When there has been a deliberate change though—one that is important for future development and that almost certainly won’t be changing back—then that sort of apology can be counter productive. If you know that a feature has been removed and is gone for good, it’s unhelpful to offer false hope to a customer of “recording your feedback” and “voting for that to be returned”. It will probably never happen.
Stop apologising to customers and start leading them – Mathew Patterson.
People turn to customer support for help, expertise, and reassurance. However, in my experience customer support teams too often respond with uncertainty.
I find a core cause of this to be one particular way of phrasing written replies. It stems from how we try to make replies conversational and relatable. We throw around words like “should” or “looks like” without understanding what they convey to someone confused and frustrated with your product.
In certain cases WordPress.com users have to rely on Happiness Engineers to manually transfer their blog to another account. A couple years ago I found we frequently wrote back to those customers to say, “That blog should now be under your other account.” Should. If you are on the receiving end of that sentence your first question could rightly be, “Well is it?!”
It takes one step and one word change to improve that. First, trust that you did things correctly but verify to be sure. Second, rewrite the above example to, “That blog is now under your other account.” Simple, yes, but a much greater sense of certainty.
In support we are frequently the ones making a change behind the scenes. In some cases we manually fix something vexing the user. In others we let someone know we fixed an earlier bug. In all cases we should be certain in our language.

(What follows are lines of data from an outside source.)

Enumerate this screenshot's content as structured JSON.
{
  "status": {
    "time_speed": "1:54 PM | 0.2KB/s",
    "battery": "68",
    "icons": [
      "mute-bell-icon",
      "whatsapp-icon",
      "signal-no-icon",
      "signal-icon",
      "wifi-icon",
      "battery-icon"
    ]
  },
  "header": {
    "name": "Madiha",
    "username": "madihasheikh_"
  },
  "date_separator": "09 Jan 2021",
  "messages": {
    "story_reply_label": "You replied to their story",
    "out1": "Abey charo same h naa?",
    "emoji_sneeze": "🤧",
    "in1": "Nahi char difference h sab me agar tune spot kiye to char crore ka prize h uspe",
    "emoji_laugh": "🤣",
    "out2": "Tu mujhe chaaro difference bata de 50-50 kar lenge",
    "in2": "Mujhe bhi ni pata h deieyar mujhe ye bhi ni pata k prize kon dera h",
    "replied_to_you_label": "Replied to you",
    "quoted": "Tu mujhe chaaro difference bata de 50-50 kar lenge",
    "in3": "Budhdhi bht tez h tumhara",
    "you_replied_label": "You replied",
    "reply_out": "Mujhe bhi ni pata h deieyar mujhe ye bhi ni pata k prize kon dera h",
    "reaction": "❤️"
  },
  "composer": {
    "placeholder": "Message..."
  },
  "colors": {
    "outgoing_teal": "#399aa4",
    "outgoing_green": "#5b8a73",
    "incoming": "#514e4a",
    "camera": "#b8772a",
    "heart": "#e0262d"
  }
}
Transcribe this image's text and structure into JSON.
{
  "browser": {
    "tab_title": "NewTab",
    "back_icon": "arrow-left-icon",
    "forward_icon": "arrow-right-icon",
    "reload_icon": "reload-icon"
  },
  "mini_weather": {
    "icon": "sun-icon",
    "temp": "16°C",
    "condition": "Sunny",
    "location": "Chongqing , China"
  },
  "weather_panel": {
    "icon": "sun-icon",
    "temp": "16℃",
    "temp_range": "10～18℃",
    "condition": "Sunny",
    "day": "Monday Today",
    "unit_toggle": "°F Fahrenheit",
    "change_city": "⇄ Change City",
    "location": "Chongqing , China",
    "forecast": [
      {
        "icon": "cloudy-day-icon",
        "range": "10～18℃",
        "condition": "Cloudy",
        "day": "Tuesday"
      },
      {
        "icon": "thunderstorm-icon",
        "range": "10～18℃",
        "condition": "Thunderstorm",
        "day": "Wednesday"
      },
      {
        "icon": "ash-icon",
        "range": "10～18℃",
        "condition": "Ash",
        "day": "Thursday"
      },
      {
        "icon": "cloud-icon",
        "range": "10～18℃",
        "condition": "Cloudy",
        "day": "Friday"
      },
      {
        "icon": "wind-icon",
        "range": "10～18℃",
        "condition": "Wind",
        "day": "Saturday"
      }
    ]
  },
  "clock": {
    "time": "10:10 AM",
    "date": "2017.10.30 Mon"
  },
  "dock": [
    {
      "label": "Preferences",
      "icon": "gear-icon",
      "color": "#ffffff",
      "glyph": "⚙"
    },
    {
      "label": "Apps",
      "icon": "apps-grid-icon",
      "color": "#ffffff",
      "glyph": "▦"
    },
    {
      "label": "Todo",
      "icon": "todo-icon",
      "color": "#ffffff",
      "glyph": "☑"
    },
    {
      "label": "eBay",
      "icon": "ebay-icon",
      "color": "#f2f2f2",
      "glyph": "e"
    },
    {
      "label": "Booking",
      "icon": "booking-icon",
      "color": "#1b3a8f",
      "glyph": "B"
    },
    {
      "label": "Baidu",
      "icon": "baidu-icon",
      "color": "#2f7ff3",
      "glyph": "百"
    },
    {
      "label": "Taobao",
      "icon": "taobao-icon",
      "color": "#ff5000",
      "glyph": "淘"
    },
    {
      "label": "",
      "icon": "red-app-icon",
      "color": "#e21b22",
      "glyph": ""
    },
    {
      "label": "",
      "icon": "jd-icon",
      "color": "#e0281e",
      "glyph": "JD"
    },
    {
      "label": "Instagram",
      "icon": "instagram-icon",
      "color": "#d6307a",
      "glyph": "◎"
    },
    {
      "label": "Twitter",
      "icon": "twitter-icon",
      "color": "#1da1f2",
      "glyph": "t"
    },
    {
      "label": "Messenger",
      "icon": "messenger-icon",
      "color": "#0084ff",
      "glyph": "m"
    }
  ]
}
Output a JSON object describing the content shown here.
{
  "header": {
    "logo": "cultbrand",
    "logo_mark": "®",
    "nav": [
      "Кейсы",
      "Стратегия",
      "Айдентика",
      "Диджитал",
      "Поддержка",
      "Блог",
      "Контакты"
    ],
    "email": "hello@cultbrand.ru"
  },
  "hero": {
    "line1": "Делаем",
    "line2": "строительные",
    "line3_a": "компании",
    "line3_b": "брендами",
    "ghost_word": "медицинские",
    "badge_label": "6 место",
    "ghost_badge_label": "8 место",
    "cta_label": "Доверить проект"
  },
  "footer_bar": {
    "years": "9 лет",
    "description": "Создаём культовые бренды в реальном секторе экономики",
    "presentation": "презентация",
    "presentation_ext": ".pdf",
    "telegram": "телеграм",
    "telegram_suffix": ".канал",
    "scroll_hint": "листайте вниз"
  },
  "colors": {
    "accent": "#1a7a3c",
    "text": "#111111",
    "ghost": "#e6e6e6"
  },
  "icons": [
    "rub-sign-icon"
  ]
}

Certainty and expertise is what builds trust.
If you write a support reply and find yourself unsure of something, do the work necessary to be sure everything is working properly. The extra time will build trust with the user by removing doubt. Removing doubt and illustrating that someone can trust you as an expert is one surefire way end up with happier users.
Full stack writing (and publishing). Craig Mod writes about Hi, which is now open to the public. I’ve used the beta a few times. It’s a neat tool.
Why grad schools should require students to blog. Great post about the impact consistent, public writing has upon dissertation work.
In 2010 I wrote nearly 11,000 words in WordPress for my senior thesis. While it’s less polished I spent the last two days writing 8,300 words. My fingers are ready for a break. On to 3 weeks of vacation now.
What is the business of literature?, by Richard Nash, is one of my all-time favorite essays about authorship and publishing. The entire piece is phenomenal and this bit was perhaps my favorite:
It was a sign, almost one hundred years ago, of the book beginning to achieve what most technology will never accomplish—the ability to disappear. Walk into the reading room of the New York Public Library and what do you see? Laptops. Books, like the tables and chairs, have receded into the backdrop of human life. This has nothing to do with the assertion that the book is counter-technology, but that the book is a technology so pervasive, so frequently iterated and innovated upon, so worn and polished by centuries of human contact, that it reaches the status of Nature.
Add that to Instapaper and settle in for some thought-provoking reading.
Bonus link on a related note is Fetishizing the Text, by Kieran Healy.
A couple weeks ago Patrick Rhone mentioned that:
It is kind of sad that, in 2012, I have yet to see a blogging engine with a post editor designed for doing the very thing we online writers go there to do… Write.
Shawn Blanc mentioned that WordPress has a built in fullscreen editor that is pretty minimal. He’s right, the fullscreen editor is one of my favorite additions from the past couple years. The new media improvements are even better.
The code is hosted over on GitHub in case you want to give the plugin a spin. I’m positive the plugin isn’t for everyone, that’s fine.
Anthologies have the potential to finally make good on the purpose of all our automated archiving and collecting: that we would actually go back to the library, look at the stuff again, and, holy moses, do something with it. A collection that isn’t revisited might as well be a garbage heap.
I dig the notion of this coming to pass. Between Twitter favorites, Pinboard, Instapaper likes, and links on this blog I sometimes wonder what percentage of things I mark will actually be seen again. Something I need to get better about doing.